Electronic component protection for IoT devices
One of the latest electronic component protection methods being used in the consumer IoT industry is plasma nano-coating technology. This technology is already widely used in consumer electronics and works by using plasma to bond an invisibly thin, ultra-light, uniform layer of polymer to surfaces – providing protection from water damage and corrosion to treated PCBAs’ (printed circuit board assembly) electrical components. Simon Vogt, CCO at P2i, explains.
Internal component protection is essential to the effectiveness of consumer IoT devices. Consumer IoT is designed to work in isolation with no maintenance from the user (other than perhaps the occasional dust). Consumers expect them to keep working and to continue to provide that desired convenience and security.
However, there are two key challenges with traditional water protection methods that affect the quality of internal electronic component protection and subsequently the reliability and durability of consumer IoT devices. Firstly, traditional water protection methods degrade over time, leaving devices more vulnerable to water and corrosion damage as time goes on. Secondly, they don’t have the ability to protect all components.
Conformal coatings, for example, crack overtime and leave components susceptible to damage. They are also too thick to protect every component and would render some components, such as mechanical switches, unable to function entirely. Nano-coating solutions, however, provide devices with life-time protection, don’t degrade over time, and are ultra-thin so that they can be used to treat an entire PCBA and protect all components from water damage.
The ‘risks’ consumers are willing to take with their IoT devices is a strong indicator that user expectations around water/corrosion protection, reliability, and durability are increasing. If positioned exteriorly, consumer IoT devices (such as smart locks) are vulnerable to adverse weather conditions including rain and even salt fog in coastal areas.
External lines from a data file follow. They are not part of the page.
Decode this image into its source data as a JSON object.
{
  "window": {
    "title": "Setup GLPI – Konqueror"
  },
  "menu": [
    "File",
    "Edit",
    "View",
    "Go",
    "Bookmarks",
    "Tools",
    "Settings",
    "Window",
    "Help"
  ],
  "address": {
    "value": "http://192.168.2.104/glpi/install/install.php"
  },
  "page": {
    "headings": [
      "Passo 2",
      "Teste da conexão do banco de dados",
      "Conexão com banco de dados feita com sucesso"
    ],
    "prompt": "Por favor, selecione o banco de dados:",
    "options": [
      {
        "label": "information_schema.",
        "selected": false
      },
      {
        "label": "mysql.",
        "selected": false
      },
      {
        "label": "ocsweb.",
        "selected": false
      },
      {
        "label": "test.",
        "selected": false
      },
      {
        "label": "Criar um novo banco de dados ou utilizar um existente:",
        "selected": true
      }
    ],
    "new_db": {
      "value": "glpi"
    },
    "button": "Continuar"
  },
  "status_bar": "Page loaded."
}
For those inside the home, we’re seeing an increasing number of people using their devices in areas that pose a higher risk to corrosion and water damage. For example, over half of smart speaker owners use them in the kitchen where they can be exposed to humidity and steam from cooking. Furthermore, nearly a third of owners use them in the bathroom where they are vulnerable to a plethora of water-related accidents.